* _BRIEF_: The lines to return are those below that contain the word "National".

* _SUPPLIED DATA_:
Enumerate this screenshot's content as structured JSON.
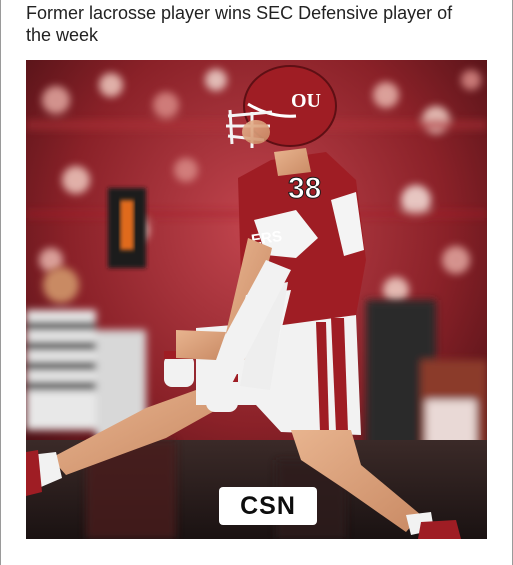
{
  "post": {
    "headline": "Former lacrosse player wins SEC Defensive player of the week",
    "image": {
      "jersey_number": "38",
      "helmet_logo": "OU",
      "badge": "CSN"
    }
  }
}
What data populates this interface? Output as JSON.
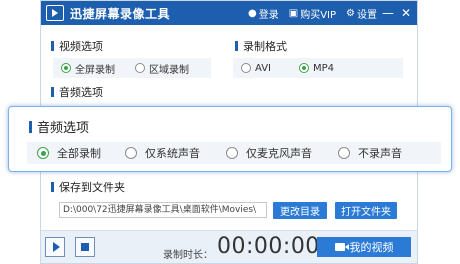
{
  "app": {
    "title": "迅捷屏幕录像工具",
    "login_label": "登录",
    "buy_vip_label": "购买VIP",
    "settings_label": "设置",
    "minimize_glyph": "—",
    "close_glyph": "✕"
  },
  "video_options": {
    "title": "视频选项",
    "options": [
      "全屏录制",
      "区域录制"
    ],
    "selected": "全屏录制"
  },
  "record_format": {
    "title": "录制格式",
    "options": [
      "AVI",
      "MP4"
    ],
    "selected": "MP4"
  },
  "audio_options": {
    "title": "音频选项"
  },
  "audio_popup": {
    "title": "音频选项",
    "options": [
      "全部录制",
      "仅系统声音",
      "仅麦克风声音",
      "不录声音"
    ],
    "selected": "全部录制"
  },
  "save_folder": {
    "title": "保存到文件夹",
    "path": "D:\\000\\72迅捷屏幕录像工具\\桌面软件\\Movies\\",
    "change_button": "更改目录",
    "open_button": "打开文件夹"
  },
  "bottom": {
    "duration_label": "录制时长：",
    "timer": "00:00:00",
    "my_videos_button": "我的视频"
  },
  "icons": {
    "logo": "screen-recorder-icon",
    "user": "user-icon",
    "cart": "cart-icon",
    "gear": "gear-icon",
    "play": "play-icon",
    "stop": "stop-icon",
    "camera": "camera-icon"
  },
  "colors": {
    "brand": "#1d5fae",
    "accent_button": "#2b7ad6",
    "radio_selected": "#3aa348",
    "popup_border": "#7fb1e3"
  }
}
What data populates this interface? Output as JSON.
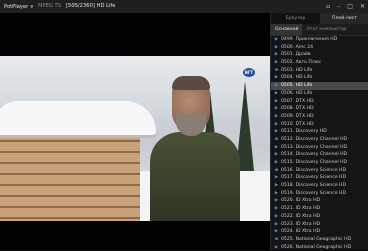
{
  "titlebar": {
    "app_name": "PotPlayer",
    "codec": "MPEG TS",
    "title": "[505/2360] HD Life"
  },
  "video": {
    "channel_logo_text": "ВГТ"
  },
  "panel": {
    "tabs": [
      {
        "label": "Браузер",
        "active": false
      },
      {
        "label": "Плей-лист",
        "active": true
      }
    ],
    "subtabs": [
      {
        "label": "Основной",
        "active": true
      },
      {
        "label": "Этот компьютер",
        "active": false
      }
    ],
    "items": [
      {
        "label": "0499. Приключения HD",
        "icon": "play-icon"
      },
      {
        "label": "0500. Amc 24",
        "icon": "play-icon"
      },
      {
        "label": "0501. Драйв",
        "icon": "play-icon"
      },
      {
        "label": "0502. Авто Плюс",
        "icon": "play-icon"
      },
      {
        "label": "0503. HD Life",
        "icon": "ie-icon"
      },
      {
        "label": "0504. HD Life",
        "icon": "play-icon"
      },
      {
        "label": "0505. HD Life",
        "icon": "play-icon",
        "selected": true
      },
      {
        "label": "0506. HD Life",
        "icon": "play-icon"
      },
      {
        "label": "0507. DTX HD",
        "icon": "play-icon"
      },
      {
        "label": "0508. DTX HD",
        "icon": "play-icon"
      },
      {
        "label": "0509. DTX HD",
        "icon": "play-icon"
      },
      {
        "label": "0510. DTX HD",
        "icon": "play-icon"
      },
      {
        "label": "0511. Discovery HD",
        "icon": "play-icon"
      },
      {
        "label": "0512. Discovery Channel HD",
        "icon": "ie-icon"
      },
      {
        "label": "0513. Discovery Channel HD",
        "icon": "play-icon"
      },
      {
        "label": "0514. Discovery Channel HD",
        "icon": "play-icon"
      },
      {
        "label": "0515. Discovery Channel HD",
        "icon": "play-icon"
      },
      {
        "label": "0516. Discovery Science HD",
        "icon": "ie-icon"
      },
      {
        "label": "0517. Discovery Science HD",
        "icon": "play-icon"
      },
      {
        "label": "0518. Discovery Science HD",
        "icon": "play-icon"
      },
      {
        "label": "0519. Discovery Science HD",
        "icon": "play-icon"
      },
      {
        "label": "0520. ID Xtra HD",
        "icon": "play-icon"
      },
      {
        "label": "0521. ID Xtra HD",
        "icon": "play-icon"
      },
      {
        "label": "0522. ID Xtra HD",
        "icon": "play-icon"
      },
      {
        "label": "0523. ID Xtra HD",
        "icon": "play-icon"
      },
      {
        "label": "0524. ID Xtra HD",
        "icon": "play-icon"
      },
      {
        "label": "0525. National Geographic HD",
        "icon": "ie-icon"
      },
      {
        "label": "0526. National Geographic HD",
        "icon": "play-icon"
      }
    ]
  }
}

* _EXERCISE ANSWER_:
        "label": "0525. National Geographic HD",
        "label": "0526. National Geographic HD",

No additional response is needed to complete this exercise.